In any event, in the US and in Northern Europe, you absorb the cultural morays if you want to get ahead.
This may well be true in many cases but there are exceptions. Canada (if one ignores the current, embarrassing secular charter bill in Quebec) has a different philosophy, an official policy of multiculturalism. Britain is also a bit different.
And in terms of northern Europe here in the Netherlands for example, as well as in parts of Germany and Switzerland there are significant pockets of Catholicism. Exclusively Protestant countries are rather rare, actually- perhaps Scandinavia etc.
Home to about eight per cent of the world's 1.2 billion Catholics - more of the faithful than any country outside Brazil - Mexico has seen a slow but steady decline in people who self-identify with the faith. Currently about 82.7 per cent of Mexicans consider themselves Catholic, down from 88 per cent in 2000 and 96 per cent in 1970. Evangelical protestant denominations are believed responsible for much of the drop.
This is of course true but Catholicism is still a huge force, on the cultural level too. Latinos in diaspora tend to have a stronger link with their Catholic faith than those at home, as is the case with many cultural and ethic minorities. It will be a long time before Protestantism takes over in SA, but it is possible.

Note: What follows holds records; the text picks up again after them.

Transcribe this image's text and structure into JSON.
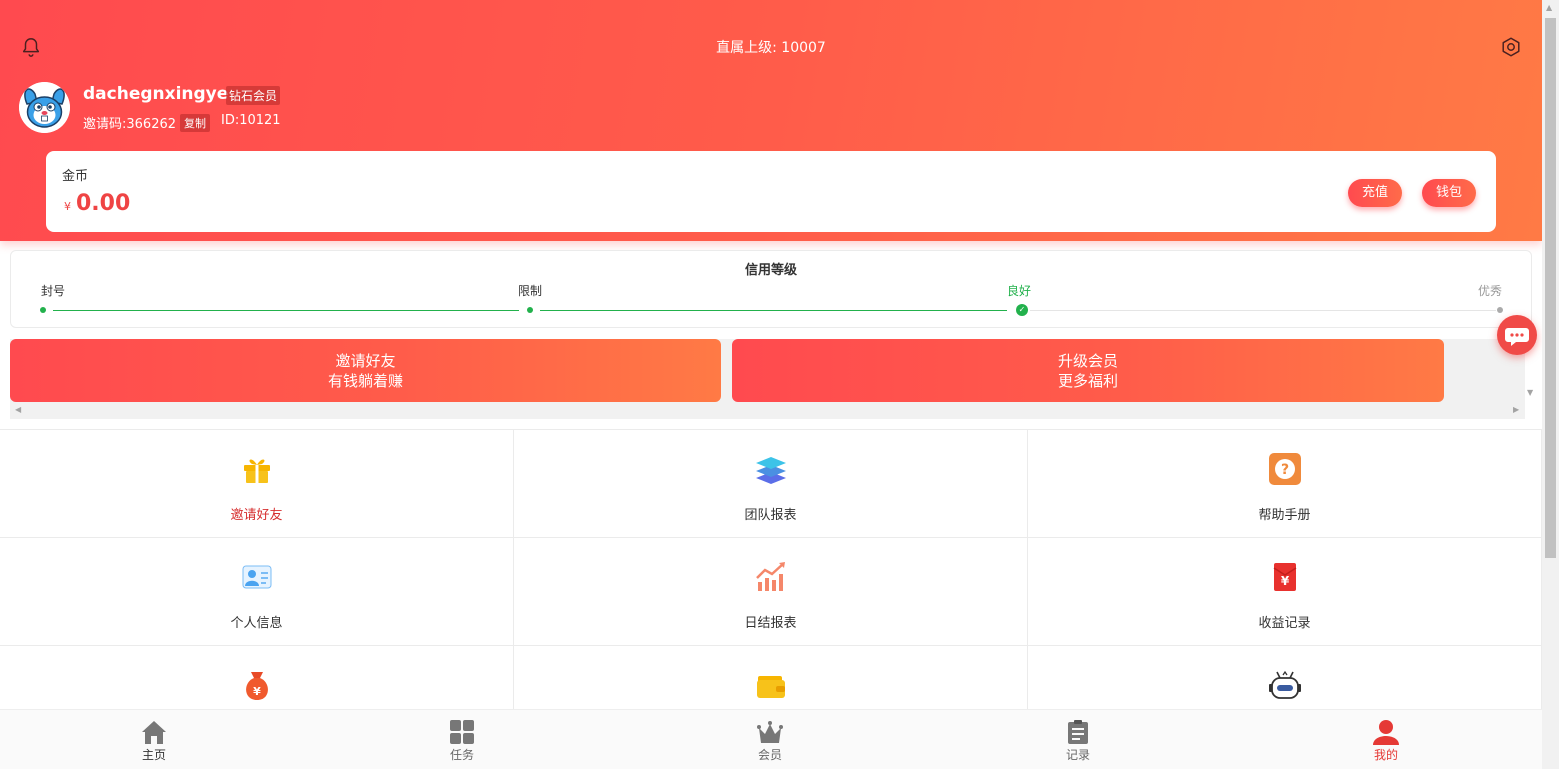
{
  "header": {
    "superior": "直属上级: 10007",
    "username": "dachegnxingye",
    "vip_badge": "钻石会员",
    "invite_code": "邀请码:366262",
    "copy_label": "复制",
    "user_id": "ID:10121"
  },
  "coin": {
    "label": "金币",
    "currency": "¥",
    "amount": "0.00",
    "recharge_label": "充值",
    "wallet_label": "钱包"
  },
  "credit": {
    "title": "信用等级",
    "levels": [
      "封号",
      "限制",
      "良好",
      "优秀"
    ],
    "current_level_index": 2
  },
  "banners": [
    {
      "line1": "邀请好友",
      "line2": "有钱躺着赚"
    },
    {
      "line1": "升级会员",
      "line2": "更多福利"
    }
  ],
  "menu": [
    {
      "label": "邀请好友",
      "icon": "gift-icon"
    },
    {
      "label": "团队报表",
      "icon": "layers-icon"
    },
    {
      "label": "帮助手册",
      "icon": "help-icon"
    },
    {
      "label": "个人信息",
      "icon": "id-card-icon"
    },
    {
      "label": "日结报表",
      "icon": "chart-up-icon"
    },
    {
      "label": "收益记录",
      "icon": "red-envelope-icon"
    },
    {
      "label": "",
      "icon": "money-bag-icon"
    },
    {
      "label": "",
      "icon": "wallet-icon"
    },
    {
      "label": "",
      "icon": "robot-icon"
    }
  ],
  "tabbar": [
    {
      "label": "主页",
      "icon": "home-icon"
    },
    {
      "label": "任务",
      "icon": "grid-icon"
    },
    {
      "label": "会员",
      "icon": "crown-icon"
    },
    {
      "label": "记录",
      "icon": "clipboard-icon"
    },
    {
      "label": "我的",
      "icon": "user-icon"
    }
  ],
  "colors": {
    "primary": "#ff4a4f",
    "gradient_end": "#ff7a45",
    "credit_green": "#22b14c",
    "active_tab": "#e53935"
  }
}
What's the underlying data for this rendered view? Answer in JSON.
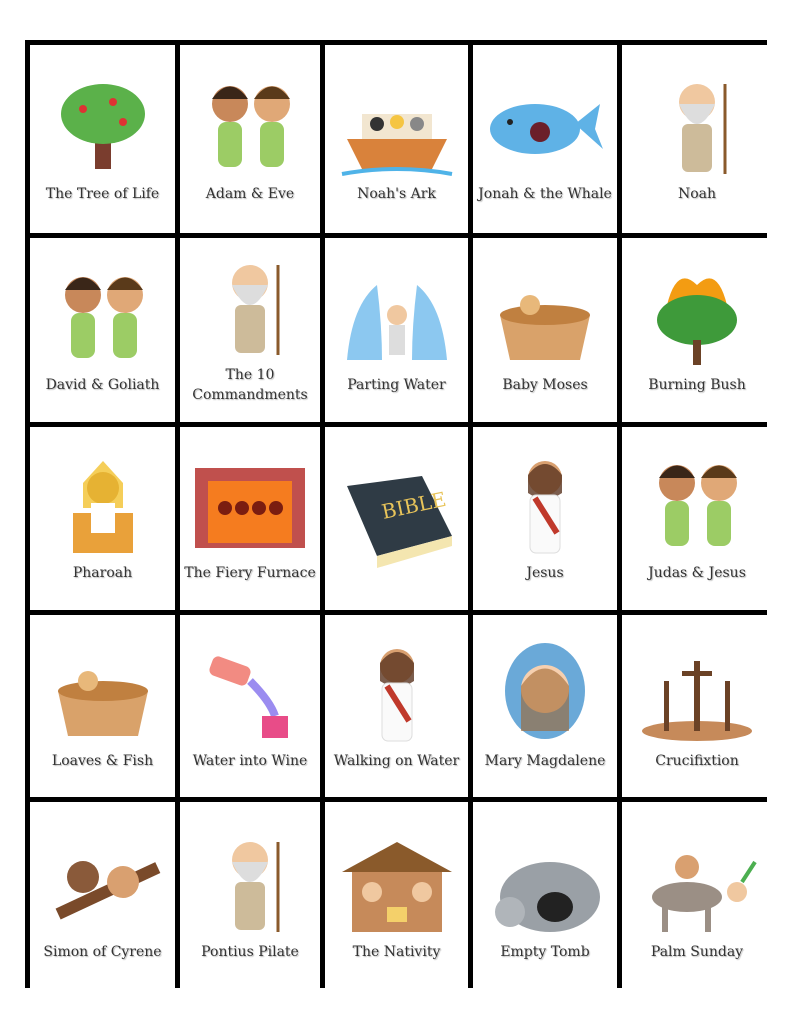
{
  "cards": [
    {
      "label": "The Tree of Life",
      "icon": "tree-icon"
    },
    {
      "label": "Adam & Eve",
      "icon": "people-icon"
    },
    {
      "label": "Noah's Ark",
      "icon": "ark-icon"
    },
    {
      "label": "Jonah & the Whale",
      "icon": "whale-icon"
    },
    {
      "label": "Noah",
      "icon": "old-man-icon"
    },
    {
      "label": "David & Goliath",
      "icon": "people-icon"
    },
    {
      "label": "The 10 Commandments",
      "icon": "old-man-icon"
    },
    {
      "label": "Parting Water",
      "icon": "waves-icon"
    },
    {
      "label": "Baby Moses",
      "icon": "basket-icon"
    },
    {
      "label": "Burning Bush",
      "icon": "burning-bush-icon"
    },
    {
      "label": "Pharoah",
      "icon": "pharaoh-icon"
    },
    {
      "label": "The Fiery Furnace",
      "icon": "furnace-icon"
    },
    {
      "label": "",
      "icon": "bible-icon",
      "logo_text": "BIBLE"
    },
    {
      "label": "Jesus",
      "icon": "jesus-icon"
    },
    {
      "label": "Judas & Jesus",
      "icon": "people-icon"
    },
    {
      "label": "Loaves & Fish",
      "icon": "basket-icon"
    },
    {
      "label": "Water into Wine",
      "icon": "jug-icon"
    },
    {
      "label": "Walking on Water",
      "icon": "jesus-icon"
    },
    {
      "label": "Mary Magdalene",
      "icon": "mary-icon"
    },
    {
      "label": "Crucifixtion",
      "icon": "crosses-icon"
    },
    {
      "label": "Simon of Cyrene",
      "icon": "cross-carry-icon"
    },
    {
      "label": "Pontius Pilate",
      "icon": "old-man-icon"
    },
    {
      "label": "The Nativity",
      "icon": "stable-icon"
    },
    {
      "label": "Empty Tomb",
      "icon": "tomb-icon"
    },
    {
      "label": "Palm Sunday",
      "icon": "donkey-icon"
    }
  ]
}
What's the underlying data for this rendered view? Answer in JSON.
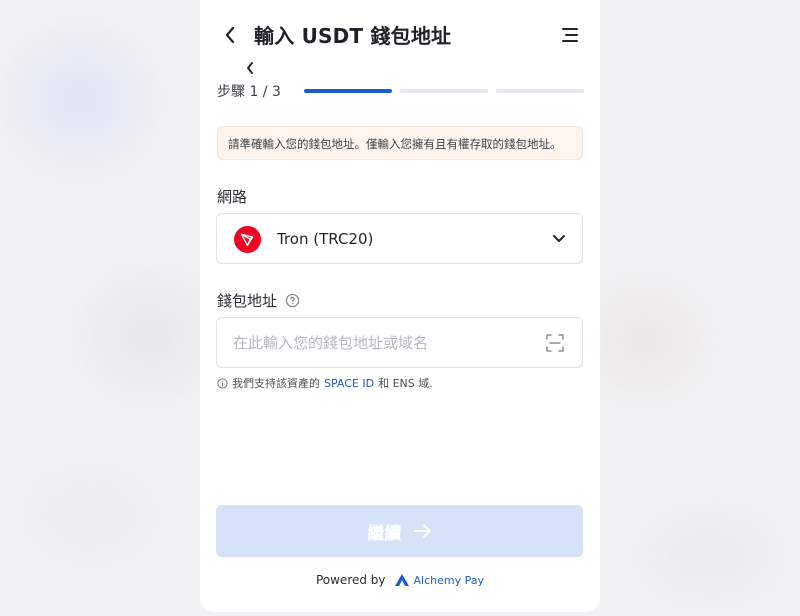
{
  "header": {
    "title": "輸入 USDT 錢包地址"
  },
  "steps": {
    "label": "步驟 1 / 3",
    "current": 1,
    "total": 3
  },
  "notice": {
    "text": "請準確輸入您的錢包地址。僅輸入您擁有且有權存取的錢包地址。"
  },
  "network": {
    "label": "網路",
    "selected": "Tron (TRC20)",
    "icon": "tron-icon"
  },
  "wallet": {
    "label": "錢包地址",
    "value": "",
    "placeholder": "在此輸入您的錢包地址或域名"
  },
  "hint": {
    "prefix": "我們支持該資產的",
    "link": "SPACE ID",
    "suffix": "和 ENS 域."
  },
  "actions": {
    "continue_label": "繼續"
  },
  "footer": {
    "powered_by": "Powered by",
    "brand": "Alchemy Pay"
  },
  "colors": {
    "accent": "#1f5bc6",
    "button_disabled": "#d6e2f7",
    "notice_bg": "#fdf4ee",
    "tron_red": "#ec0623"
  }
}
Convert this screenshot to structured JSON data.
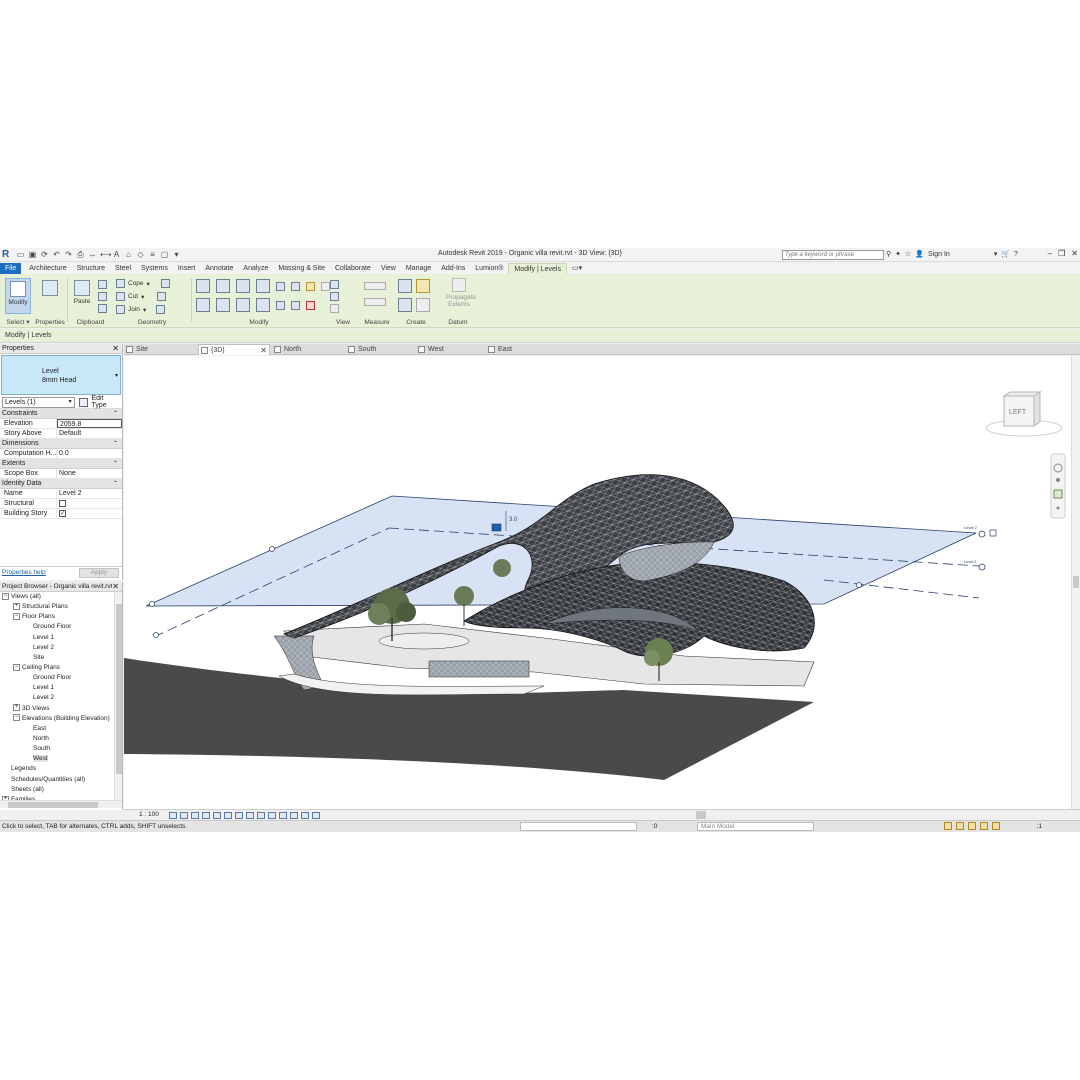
{
  "app": {
    "title": "Autodesk Revit 2019 - Organic villa revit.rvt - 3D View: {3D}",
    "logo": "R",
    "search_placeholder": "Type a keyword or phrase",
    "sign_in": "Sign In"
  },
  "tabs": [
    "File",
    "Architecture",
    "Structure",
    "Steel",
    "Systems",
    "Insert",
    "Annotate",
    "Analyze",
    "Massing & Site",
    "Collaborate",
    "View",
    "Manage",
    "Add-Ins",
    "Lumion®",
    "Modify | Levels"
  ],
  "ribbon": {
    "modify": "Modify",
    "select": "Select ▾",
    "properties": "Properties",
    "paste": "Paste",
    "clipboard": "Clipboard",
    "cope": "Cope",
    "cut": "Cut",
    "join": "Join",
    "geometry": "Geometry",
    "modify_panel": "Modify",
    "view": "View",
    "measure": "Measure",
    "create": "Create",
    "propagate_1": "Propagate",
    "propagate_2": "Extents",
    "datum": "Datum"
  },
  "context_bar": "Modify | Levels",
  "properties": {
    "header": "Properties",
    "type_line1": "Level",
    "type_line2": "8mm Head",
    "instance": "Levels (1)",
    "edit_type": "Edit Type",
    "groups": {
      "constraints": "Constraints",
      "dimensions": "Dimensions",
      "extents": "Extents",
      "identity": "Identity Data"
    },
    "rows": {
      "elevation_k": "Elevation",
      "elevation_v": "2059.8",
      "story_above_k": "Story Above",
      "story_above_v": "Default",
      "computation_k": "Computation H...",
      "computation_v": "0.0",
      "scope_box_k": "Scope Box",
      "scope_box_v": "None",
      "name_k": "Name",
      "name_v": "Level 2",
      "structural_k": "Structural",
      "building_story_k": "Building Story"
    },
    "help": "Properties help",
    "apply": "Apply"
  },
  "browser": {
    "header": "Project Browser - Organic villa revit.rvt",
    "nodes": [
      {
        "label": "Views (all)",
        "level": 0,
        "toggle": "−"
      },
      {
        "label": "Structural Plans",
        "level": 1,
        "toggle": "+"
      },
      {
        "label": "Floor Plans",
        "level": 1,
        "toggle": "−"
      },
      {
        "label": "Ground Floor",
        "level": 2,
        "toggle": ""
      },
      {
        "label": "Level 1",
        "level": 2,
        "toggle": ""
      },
      {
        "label": "Level 2",
        "level": 2,
        "toggle": ""
      },
      {
        "label": "Site",
        "level": 2,
        "toggle": ""
      },
      {
        "label": "Ceiling Plans",
        "level": 1,
        "toggle": "−"
      },
      {
        "label": "Ground Floor",
        "level": 2,
        "toggle": ""
      },
      {
        "label": "Level 1",
        "level": 2,
        "toggle": ""
      },
      {
        "label": "Level 2",
        "level": 2,
        "toggle": ""
      },
      {
        "label": "3D Views",
        "level": 1,
        "toggle": "+"
      },
      {
        "label": "Elevations (Building Elevation)",
        "level": 1,
        "toggle": "−"
      },
      {
        "label": "East",
        "level": 2,
        "toggle": ""
      },
      {
        "label": "North",
        "level": 2,
        "toggle": ""
      },
      {
        "label": "South",
        "level": 2,
        "toggle": ""
      },
      {
        "label": "West",
        "level": 2,
        "toggle": "",
        "selected": true
      },
      {
        "label": "Legends",
        "level": 0,
        "toggle": ""
      },
      {
        "label": "Schedules/Quantities (all)",
        "level": 0,
        "toggle": ""
      },
      {
        "label": "Sheets (all)",
        "level": 0,
        "toggle": ""
      },
      {
        "label": "Families",
        "level": 0,
        "toggle": "+"
      }
    ]
  },
  "view_tabs": [
    {
      "label": "Site",
      "active": false
    },
    {
      "label": "{3D}",
      "active": true
    },
    {
      "label": "North",
      "active": false
    },
    {
      "label": "South",
      "active": false
    },
    {
      "label": "West",
      "active": false
    },
    {
      "label": "East",
      "active": false
    }
  ],
  "viewport": {
    "viewcube_face": "LEFT",
    "level_tag_1": "Level 2",
    "level_tag_2": "Level 1",
    "dim_text": "3.0"
  },
  "view_control": {
    "scale": "1 : 100"
  },
  "status": {
    "message": "Click to select, TAB for alternates, CTRL adds, SHIFT unselects.",
    "zero": ":0",
    "model": "Main Model",
    "filter": ":1"
  },
  "colors": {
    "file_tab": "#1e6ebf",
    "ribbon_context": "#e7f1d8",
    "level_plane": "#c9d9f0",
    "terrain": "#4a4a4a",
    "shell": "#3c3f44"
  }
}
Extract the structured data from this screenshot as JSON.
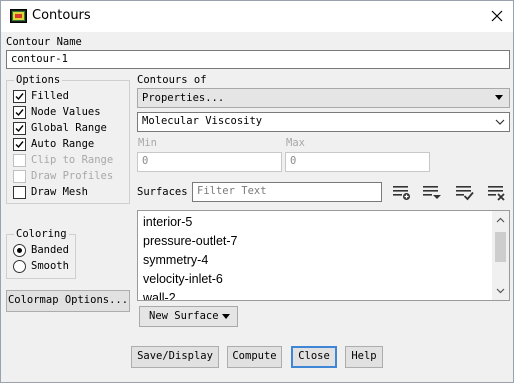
{
  "window": {
    "title": "Contours"
  },
  "contour_name": {
    "label": "Contour Name",
    "value": "contour-1"
  },
  "options": {
    "title": "Options",
    "items": [
      {
        "label": "Filled",
        "checked": true,
        "enabled": true
      },
      {
        "label": "Node Values",
        "checked": true,
        "enabled": true
      },
      {
        "label": "Global Range",
        "checked": true,
        "enabled": true
      },
      {
        "label": "Auto Range",
        "checked": true,
        "enabled": true
      },
      {
        "label": "Clip to Range",
        "checked": false,
        "enabled": false
      },
      {
        "label": "Draw Profiles",
        "checked": false,
        "enabled": false
      },
      {
        "label": "Draw Mesh",
        "checked": false,
        "enabled": true
      }
    ]
  },
  "coloring": {
    "title": "Coloring",
    "items": [
      {
        "label": "Banded",
        "selected": true
      },
      {
        "label": "Smooth",
        "selected": false
      }
    ]
  },
  "colormap_button": "Colormap Options...",
  "contours_of": {
    "label": "Contours of",
    "category": "Properties...",
    "quantity": "Molecular Viscosity"
  },
  "range": {
    "min_label": "Min",
    "min_value": "0",
    "max_label": "Max",
    "max_value": "0"
  },
  "surfaces": {
    "label": "Surfaces",
    "filter_placeholder": "Filter Text",
    "items": [
      "interior-5",
      "pressure-outlet-7",
      "symmetry-4",
      "velocity-inlet-6",
      "wall-2"
    ],
    "new_surface": "New Surface"
  },
  "buttons": {
    "save_display": "Save/Display",
    "compute": "Compute",
    "close": "Close",
    "help": "Help"
  }
}
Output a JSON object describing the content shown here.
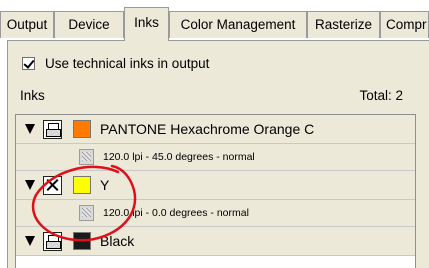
{
  "tabs": [
    {
      "label": "Output",
      "active": false
    },
    {
      "label": "Device",
      "active": false
    },
    {
      "label": "Inks",
      "active": true
    },
    {
      "label": "Color Management",
      "active": false
    },
    {
      "label": "Rasterize",
      "active": false
    },
    {
      "label": "Compr",
      "active": false
    }
  ],
  "options": {
    "use_technical_inks_label": "Use technical inks in output",
    "use_technical_inks_checked": true
  },
  "inks_section": {
    "label": "Inks",
    "total": "Total: 2"
  },
  "ink_list": [
    {
      "name": "PANTONE Hexachrome Orange C",
      "color": "#ff7a00",
      "printing": true,
      "expanded": true,
      "screen": "120.0 lpi - 45.0 degrees - normal"
    },
    {
      "name": "Y",
      "color": "#ffff00",
      "printing": false,
      "expanded": true,
      "screen": "120.0 lpi - 0.0 degrees - normal"
    },
    {
      "name": "Black",
      "color": "#1a1a1a",
      "printing": true,
      "expanded": true
    }
  ],
  "annotation": {
    "shape": "circle",
    "color": "#e0101a"
  }
}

As it mentions, though, it is the Evangelical branches of Protestantism that are growing, so as I stated above people conditioned by those schools of religion are very unlikely to be interested in Buddhism anyways.